The world is collectively trying to process this information and mourn at the same time. My condolences go out to his friends, family and all the fans.

Man, this hurts.

“The Birth Of A Nation” Teaser Trailer Released

A moment we’ve all been waiting for. The teaser trailer for the much anticipated Nat Turner biopic ” The Birth Of A Nation” has been released.

Watch it NOW:


I’m so anxious to see this film i can barely sit still. Judging from the brief 1:56 minutes we just, this film will do justice to a figure that many know nothing off. Kudos to you Nate Parker.

The Birth Of A Nation hits theaters October 7.

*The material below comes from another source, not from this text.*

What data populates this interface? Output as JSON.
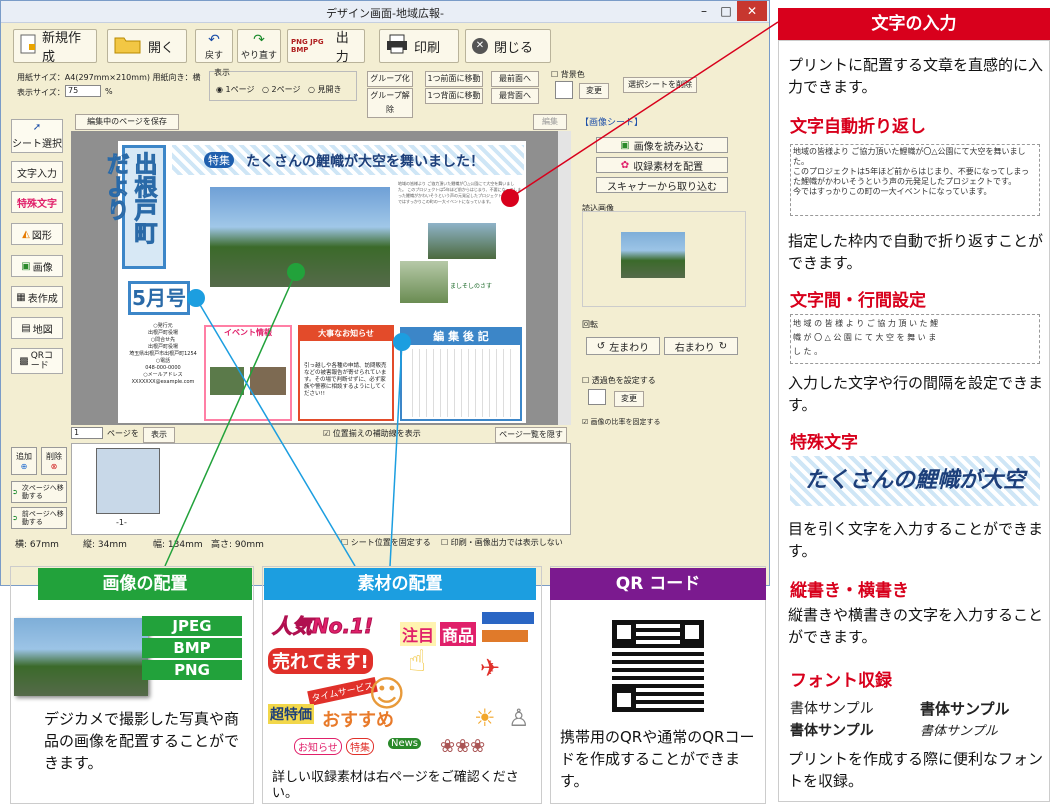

(Re)NEW DILLA – Sun In My Face

I’m really looking forward to next week’s release of J Dilla’s posthumous The Diary. We all know Dilla the producer, but this will be a great chane to reacquaint ourselves with Dilla the emcee.

Adding more icing to the cake, Dilla’s estate has decided to release Jay Loves Japan this May. In addition to its original track, this re-release will also feature a track my Blu and Miguel.

Check it out below:

Maxwell has returned!! (Audio)

Today is great day for R&B. One of everyone’s favorite crooners, Maxwell has dropped a new single and it is BEAUTIFUL!! This is Maxwell’s first single and album in 7 years and I’m thoroughly looking forward to blackSUMMERS’night July 1st as well as his tour beginning June 18. Maxwell will also be headlining the Essence Music Festival in New Orleans this year.

I remember Maxwell’s first TV appearance on Rosie O’Donnell when her performed with no shoes. 20 years later, and he’s still giving us beautiful music.

Listen to the new single here: